Work request:
Within this material, state how many lines include the string "selling". Reply with the number only.

=== Recorded information ===

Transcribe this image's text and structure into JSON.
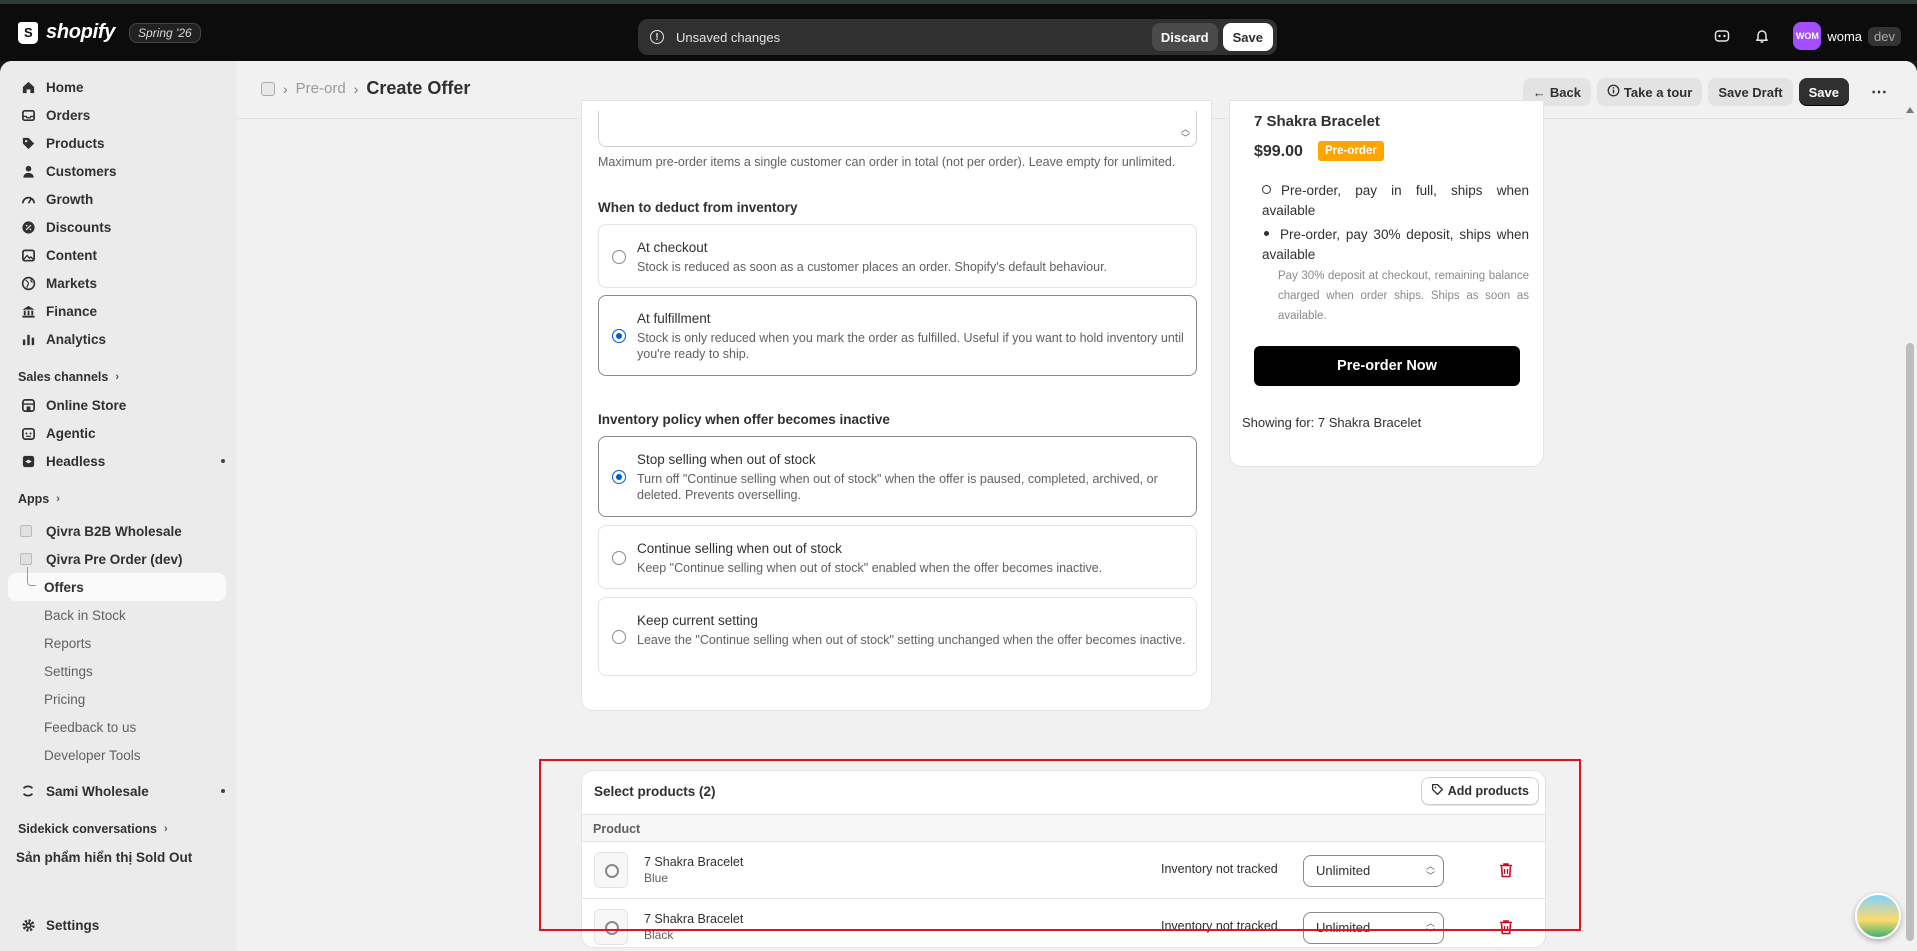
{
  "topbar": {
    "brand": "shopify",
    "edition": "Spring '26",
    "unsaved_message": "Unsaved changes",
    "discard_label": "Discard",
    "save_label": "Save",
    "avatar_initials": "WOM",
    "account_name": "woma",
    "account_env": "dev"
  },
  "sidebar": {
    "main_items": [
      {
        "label": "Home",
        "icon": "home-icon"
      },
      {
        "label": "Orders",
        "icon": "inbox-icon"
      },
      {
        "label": "Products",
        "icon": "tag-icon"
      },
      {
        "label": "Customers",
        "icon": "person-icon"
      },
      {
        "label": "Growth",
        "icon": "gauge-icon"
      },
      {
        "label": "Discounts",
        "icon": "discount-icon"
      },
      {
        "label": "Content",
        "icon": "image-icon"
      },
      {
        "label": "Markets",
        "icon": "globe-icon"
      },
      {
        "label": "Finance",
        "icon": "bank-icon"
      },
      {
        "label": "Analytics",
        "icon": "bar-chart-icon"
      }
    ],
    "sales_channels_label": "Sales channels",
    "channels": [
      {
        "label": "Online Store",
        "icon": "store-icon"
      },
      {
        "label": "Agentic",
        "icon": "robot-icon"
      },
      {
        "label": "Headless",
        "icon": "layers-icon"
      }
    ],
    "apps_label": "Apps",
    "apps": [
      {
        "label": "Qivra B2B Wholesale"
      },
      {
        "label": "Qivra Pre Order (dev)"
      }
    ],
    "active_sub": "Offers",
    "sub_items": [
      "Back in Stock",
      "Reports",
      "Settings",
      "Pricing",
      "Feedback to us",
      "Developer Tools"
    ],
    "other_app": "Sami Wholesale",
    "sidekick_label": "Sidekick conversations",
    "sidekick_item": "Sản phẩm hiển thị Sold Out",
    "settings_label": "Settings"
  },
  "header": {
    "breadcrumb_prev": "Pre-ord",
    "title": "Create Offer",
    "back_label": "Back",
    "tour_label": "Take a tour",
    "draft_label": "Save Draft",
    "save_label": "Save"
  },
  "form": {
    "limit_help": "Maximum pre-order items a single customer can order in total (not per order). Leave empty for unlimited.",
    "deduct_title": "When to deduct from inventory",
    "deduct_options": [
      {
        "label": "At checkout",
        "desc": "Stock is reduced as soon as a customer places an order. Shopify's default behaviour.",
        "selected": false
      },
      {
        "label": "At fulfillment",
        "desc": "Stock is only reduced when you mark the order as fulfilled. Useful if you want to hold inventory until you're ready to ship.",
        "selected": true
      }
    ],
    "policy_title": "Inventory policy when offer becomes inactive",
    "policy_options": [
      {
        "label": "Stop selling when out of stock",
        "desc": "Turn off \"Continue selling when out of stock\" when the offer is paused, completed, archived, or deleted. Prevents overselling.",
        "selected": true
      },
      {
        "label": "Continue selling when out of stock",
        "desc": "Keep \"Continue selling when out of stock\" enabled when the offer becomes inactive.",
        "selected": false
      },
      {
        "label": "Keep current setting",
        "desc": "Leave the \"Continue selling when out of stock\" setting unchanged when the offer becomes inactive.",
        "selected": false
      }
    ]
  },
  "preview": {
    "product_title": "7 Shakra Bracelet",
    "price": "$99.00",
    "badge": "Pre-order",
    "plan_full": "Pre-order, pay in full, ships when available",
    "plan_deposit": "Pre-order, pay 30% deposit, ships when available",
    "plan_deposit_detail": "Pay 30% deposit at checkout, remaining balance charged when order ships. Ships as soon as available.",
    "button": "Pre-order Now",
    "showing_for": "Showing for: 7 Shakra Bracelet"
  },
  "products": {
    "title": "Select products (2)",
    "add_label": "Add products",
    "column_product": "Product",
    "rows": [
      {
        "name": "7 Shakra Bracelet",
        "variant": "Blue",
        "inventory": "Inventory not tracked",
        "limit": "Unlimited"
      },
      {
        "name": "7 Shakra Bracelet",
        "variant": "Black",
        "inventory": "Inventory not tracked",
        "limit": "Unlimited"
      }
    ]
  },
  "colors": {
    "accent": "#005bd3",
    "highlight": "#e0141e",
    "badge": "#ffa500",
    "danger": "#c70a24"
  }
}
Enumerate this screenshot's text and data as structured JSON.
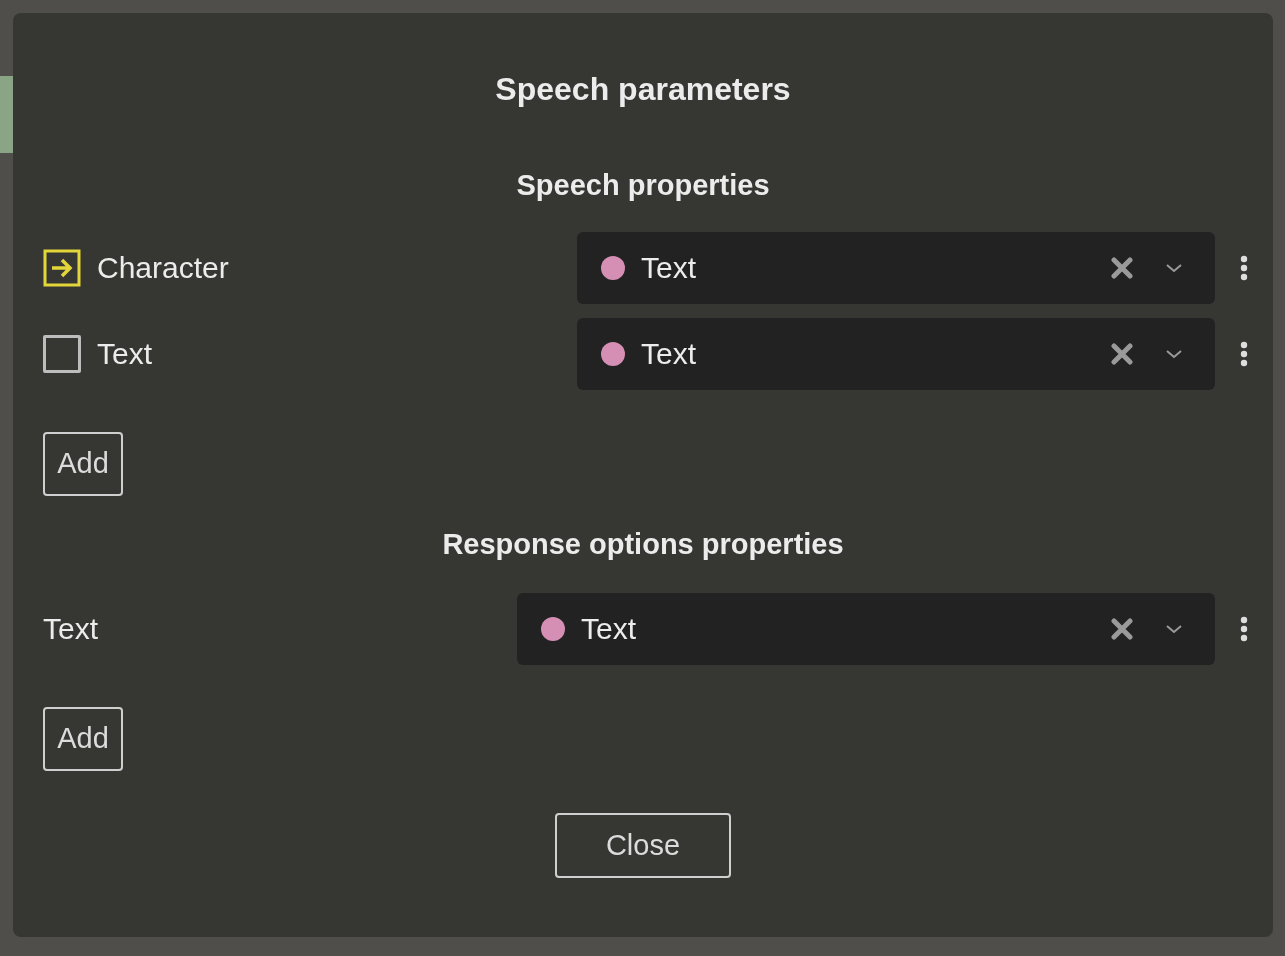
{
  "dialog": {
    "title": "Speech parameters",
    "sections": [
      {
        "heading": "Speech properties",
        "rows": [
          {
            "kind": "linked",
            "label": "Character",
            "value": "Text",
            "color": "#d68fb4"
          },
          {
            "kind": "checkbox",
            "checked": false,
            "label": "Text",
            "value": "Text",
            "color": "#d68fb4"
          }
        ],
        "add_button": "Add"
      },
      {
        "heading": "Response options properties",
        "rows": [
          {
            "kind": "plain",
            "label": "Text",
            "value": "Text",
            "color": "#d68fb4"
          }
        ],
        "add_button": "Add"
      }
    ],
    "close_button": "Close"
  }
}
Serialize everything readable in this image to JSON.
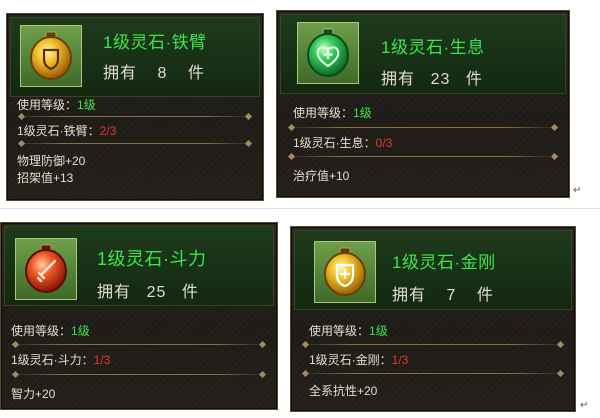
{
  "cards": [
    {
      "title": "1级灵石·铁臂",
      "own_label": "拥有",
      "count": "8",
      "unit": "件",
      "level_label": "使用等级：",
      "level_value": "1级",
      "req_name": "1级灵石·铁臂：",
      "req_progress": "2/3",
      "stats": [
        "物理防御+20",
        "招架值+13"
      ],
      "gem_icon": "shield-icon",
      "gem_color": "#e0a51c"
    },
    {
      "title": "1级灵石·生息",
      "own_label": "拥有",
      "count": "23",
      "unit": "件",
      "level_label": "使用等级：",
      "level_value": "1级",
      "req_name": "1级灵石·生息：",
      "req_progress": "0/3",
      "stats": [
        "治疗值+10"
      ],
      "gem_icon": "heart-plus-icon",
      "gem_color": "#2fbf52"
    },
    {
      "title": "1级灵石·斗力",
      "own_label": "拥有",
      "count": "25",
      "unit": "件",
      "level_label": "使用等级：",
      "level_value": "1级",
      "req_name": "1级灵石·斗力：",
      "req_progress": "1/3",
      "stats": [
        "智力+20"
      ],
      "gem_icon": "sword-icon",
      "gem_color": "#e0452a"
    },
    {
      "title": "1级灵石·金刚",
      "own_label": "拥有",
      "count": "7",
      "unit": "件",
      "level_label": "使用等级：",
      "level_value": "1级",
      "req_name": "1级灵石·金刚：",
      "req_progress": "1/3",
      "stats": [
        "全系抗性+20"
      ],
      "gem_icon": "shield-plus-icon",
      "gem_color": "#e8b41e"
    }
  ],
  "paragraph_mark": "↵"
}
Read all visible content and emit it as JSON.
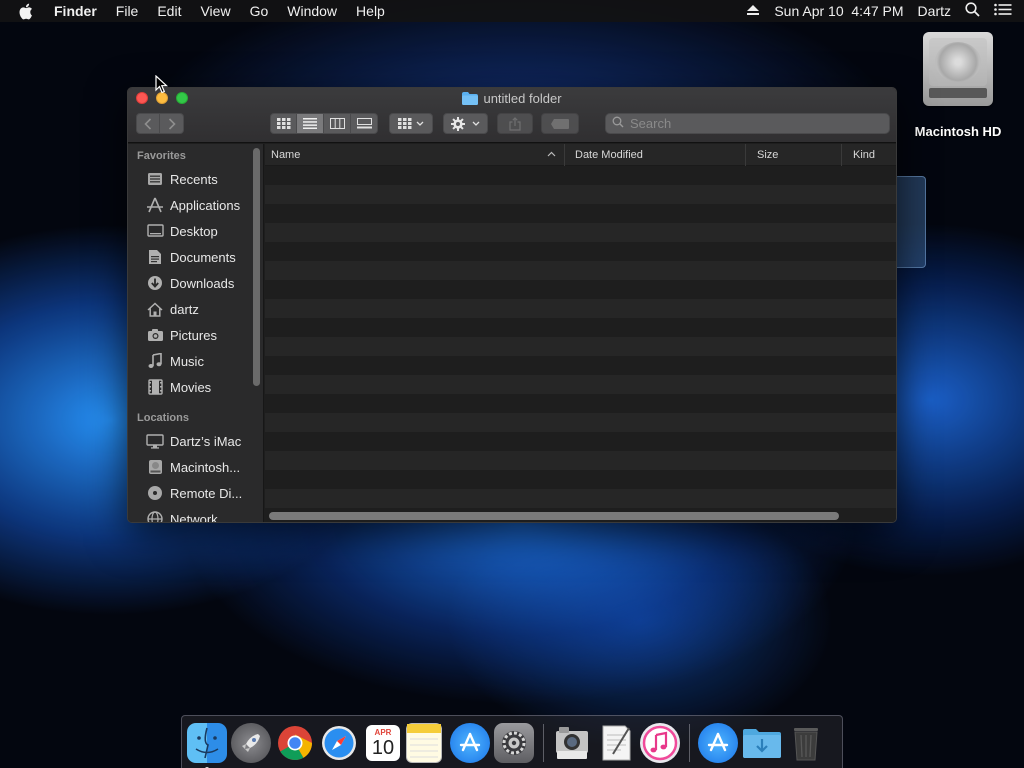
{
  "menubar": {
    "app_name": "Finder",
    "menus": [
      "File",
      "Edit",
      "View",
      "Go",
      "Window",
      "Help"
    ],
    "clock": "Sun Apr 10  4:47 PM",
    "user": "Dartz"
  },
  "desktop": {
    "drive_label": "Macintosh HD"
  },
  "window": {
    "title": "untitled folder",
    "search_placeholder": "Search",
    "sidebar": {
      "favorites_title": "Favorites",
      "favorites": [
        {
          "label": "Recents",
          "icon": "recents-icon"
        },
        {
          "label": "Applications",
          "icon": "applications-icon"
        },
        {
          "label": "Desktop",
          "icon": "desktop-icon"
        },
        {
          "label": "Documents",
          "icon": "documents-icon"
        },
        {
          "label": "Downloads",
          "icon": "downloads-icon"
        },
        {
          "label": "dartz",
          "icon": "home-icon"
        },
        {
          "label": "Pictures",
          "icon": "pictures-icon"
        },
        {
          "label": "Music",
          "icon": "music-icon"
        },
        {
          "label": "Movies",
          "icon": "movies-icon"
        }
      ],
      "locations_title": "Locations",
      "locations": [
        {
          "label": "Dartz’s iMac",
          "icon": "imac-icon"
        },
        {
          "label": "Macintosh...",
          "icon": "drive-icon"
        },
        {
          "label": "Remote Di...",
          "icon": "disc-icon"
        },
        {
          "label": "Network",
          "icon": "network-icon"
        }
      ]
    },
    "columns": {
      "name": "Name",
      "date_modified": "Date Modified",
      "size": "Size",
      "kind": "Kind"
    }
  },
  "dock": {
    "calendar_month": "APR",
    "calendar_day": "10",
    "items": [
      "Finder",
      "Launchpad",
      "Google Chrome",
      "Safari",
      "Calendar",
      "Notes",
      "App Store",
      "System Preferences",
      "Image Capture",
      "TextEdit",
      "iTunes",
      "Applications",
      "Downloads",
      "Trash"
    ]
  }
}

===

Solution to the exercise:
5